When we know someone we love is going to die soon, it can be a terribly overwhelming time. Many people don’t realize that what they are experiencing during this period is actually grief, even though their loved one is still alive.

Understandably, anticipatory loss can feel confusing. And the employee may also feel the exhaustion of grief, right at the moment when they want to be superhuman for their family: present for their loved one who is dying, and a source of comfort and inspiration for others.

Since it is not yet a commonly known phenomenon, a manager can be incredibly helpful to their employee simply by making them aware of the concept of anticipatory loss, and directing them to information on the subject or professional help.

Beyond that, there are other ways to help them face the challenges of caregiving and anticipatory loss.

Respect their routines

People are naturally creatures of habit. Our routines provide us with comfort and can help us get through tough times.

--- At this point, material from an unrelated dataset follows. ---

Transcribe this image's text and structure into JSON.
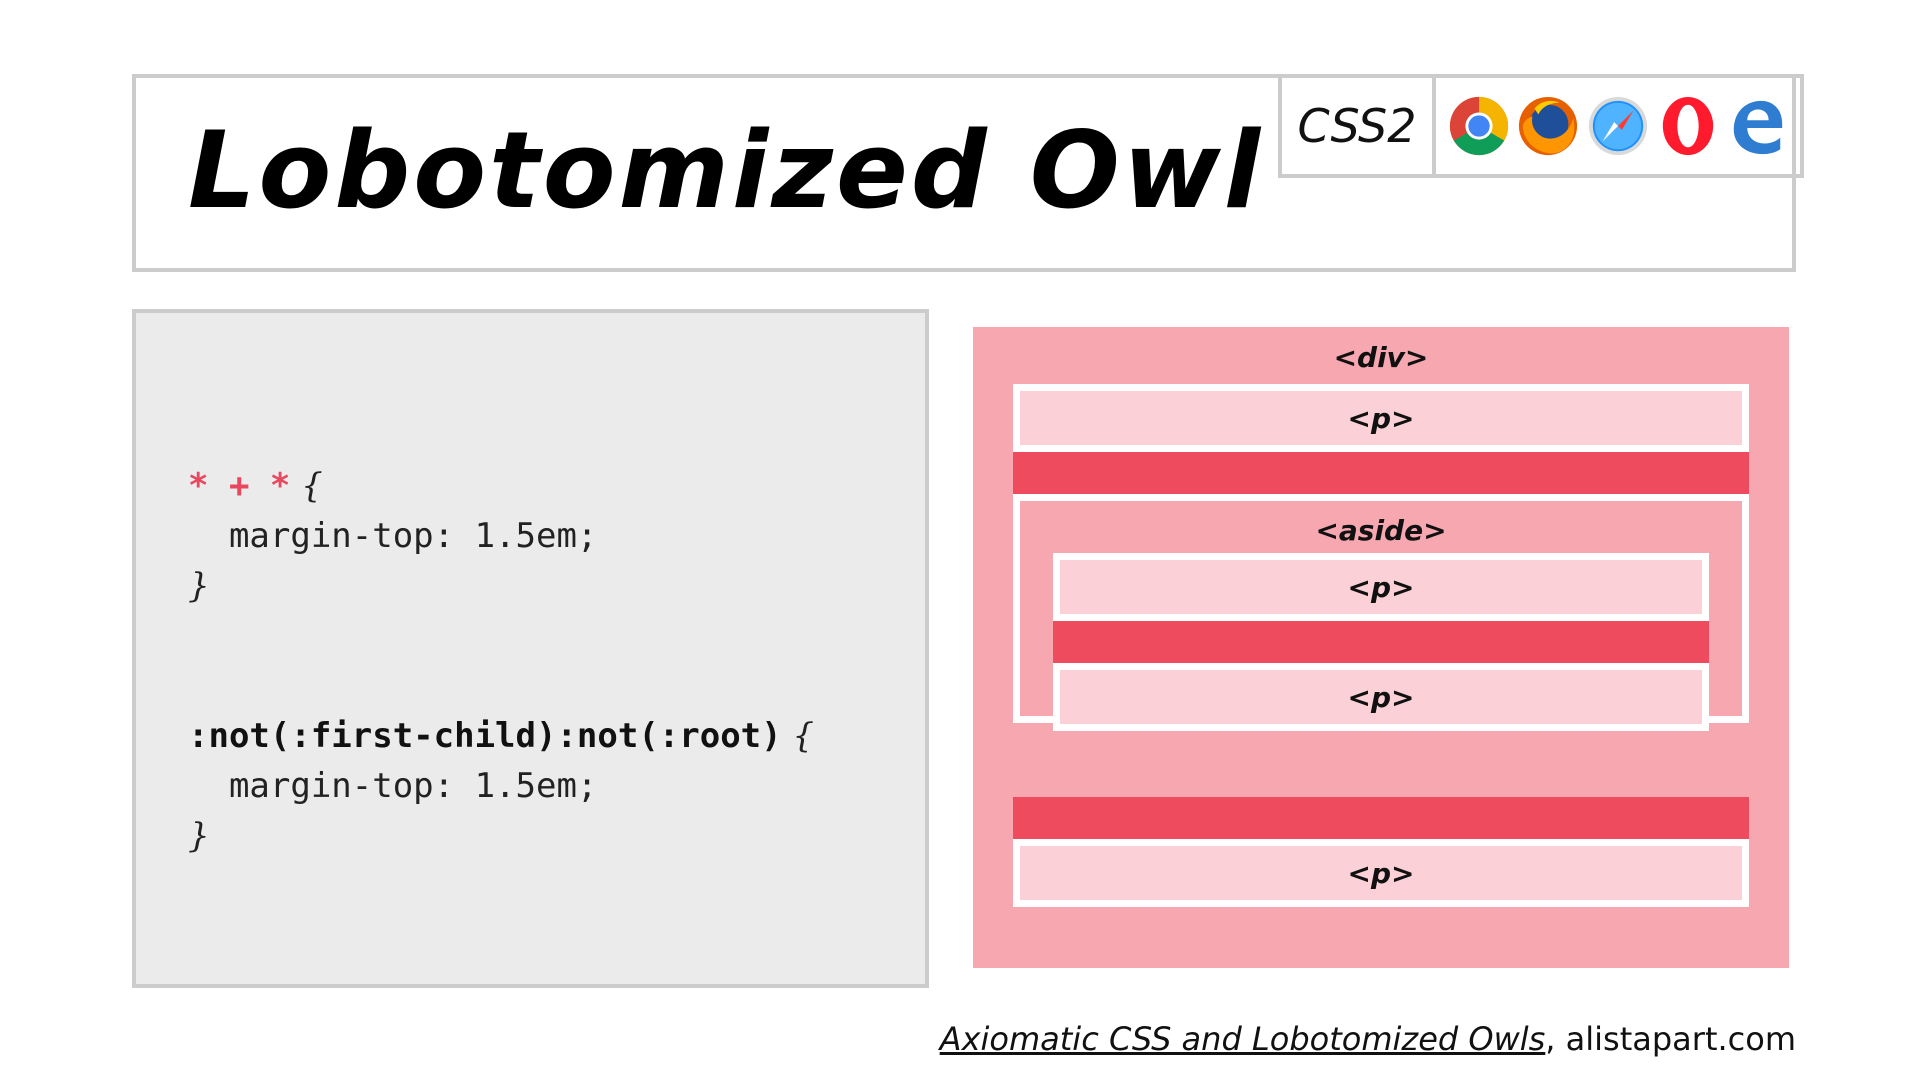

But when an employee’s loved one is in hospice, the family’s day-to-day life is completely disrupted.

By keeping schedules as predictable as possible, and helping the employee to plan their time effectively, managers can make work a place of stability and calm.

In addition, it is helpful for the employee to look for ways throughout their day to carve out some personal time to recharge—around meals, exercise, and quiet time for themselves—and and stick to it as best they can.

By keeping schedules as predictable as possible, and helping the employee to plan their time effectively, managers can make work a place of stability and calm.

If they are taking a walk outside every day at lunch, or if they block out time on the calendar for focus time, for example, managers can encourage other team members to respect those boundaries as a way of supporting their wellbeing.

Caregiving is exhausting, both physically and mentally. As an employee cares for an ill family member, it is important for them to take stock of their own needs as well.

Navigating these days may be the most painful and wrenching days of a person’s life, but they don’t have to be completely overwhelming. By putting a few strategies and structures in place during this intensely challenging time, a manager can make sure that their employee has the support they need to show up the best they can for their loved one.